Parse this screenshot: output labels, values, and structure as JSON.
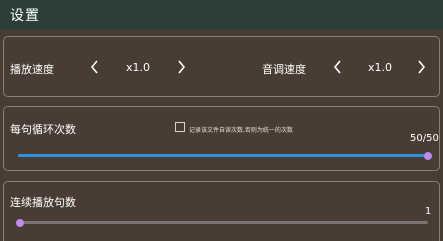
{
  "header": {
    "title": "设置"
  },
  "speed": {
    "play_label": "播放速度",
    "play_value": "x1.0",
    "pitch_label": "音调速度",
    "pitch_value": "x1.0"
  },
  "loop": {
    "label": "每句循环次数",
    "checkbox_label": "记录该文件自读次数,否则为统一的次数",
    "checked": false,
    "count_text": "50/50",
    "value": 50,
    "max": 50
  },
  "continuous": {
    "label": "连续播放句数",
    "count_text": "1",
    "value": 1,
    "min": 1
  },
  "colors": {
    "header_bg": "#2b3f37",
    "bg": "#493c35",
    "slider_fill": "#2f8fe0",
    "slider_thumb": "#c08be8"
  },
  "icons": {
    "prev": "chevron-left-icon",
    "next": "chevron-right-icon"
  }
}
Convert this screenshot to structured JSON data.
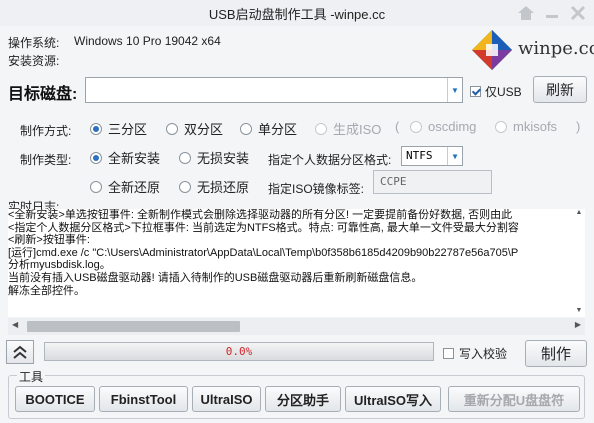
{
  "window": {
    "title": "USB启动盘制作工具 -winpe.cc"
  },
  "title_icons": [
    "home-icon",
    "minimize-icon",
    "close-icon"
  ],
  "info": {
    "os_label": "操作系统:",
    "os_value": "Windows 10 Pro 19042 x64",
    "source_label": "安装资源:"
  },
  "logo": {
    "text": "winpe.cc"
  },
  "disk": {
    "label": "目标磁盘:",
    "value": "",
    "usb_only_label": "仅USB",
    "usb_only_checked": true,
    "refresh_label": "刷新"
  },
  "method": {
    "label": "制作方式:",
    "options": [
      "三分区",
      "双分区",
      "单分区",
      "生成ISO"
    ],
    "selected": "三分区",
    "paren_open": "(",
    "paren_close": ")",
    "iso_options": [
      "oscdimg",
      "mkisofs"
    ]
  },
  "type": {
    "label": "制作类型:",
    "options_row1": [
      "全新安装",
      "无损安装"
    ],
    "options_row2": [
      "全新还原",
      "无损还原"
    ],
    "selected": "全新安装",
    "format_label": "指定个人数据分区格式:",
    "format_value": "NTFS",
    "iso_label_label": "指定ISO镜像标签:",
    "iso_label_value": "CCPE"
  },
  "log": {
    "label": "实时日志:",
    "lines": [
      "<全新安装>单选按钮事件: 全新制作模式会删除选择驱动器的所有分区! 一定要提前备份好数据, 否则由此",
      "<指定个人数据分区格式>下拉框事件: 当前选定为NTFS格式。特点: 可靠性高, 最大单一文件受最大分割容",
      "<刷新>按钮事件:",
      "[运行]cmd.exe /c \"C:\\Users\\Administrator\\AppData\\Local\\Temp\\b0f358b6185d4209b90b22787e56a705\\P",
      "分析myusbdisk.log。",
      "当前没有插入USB磁盘驱动器! 请插入待制作的USB磁盘驱动器后重新刷新磁盘信息。",
      "解冻全部控件。"
    ]
  },
  "progress": {
    "value": 0,
    "text": "0.0%"
  },
  "verify": {
    "label": "写入校验",
    "checked": false
  },
  "make_button": "制作",
  "tools": {
    "label": "工具",
    "buttons": [
      "BOOTICE",
      "FbinstTool",
      "UltraISO",
      "分区助手",
      "UltraISO写入",
      "重新分配U盘盘符"
    ]
  }
}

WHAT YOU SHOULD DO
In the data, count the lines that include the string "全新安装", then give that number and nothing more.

TASK RESULT
3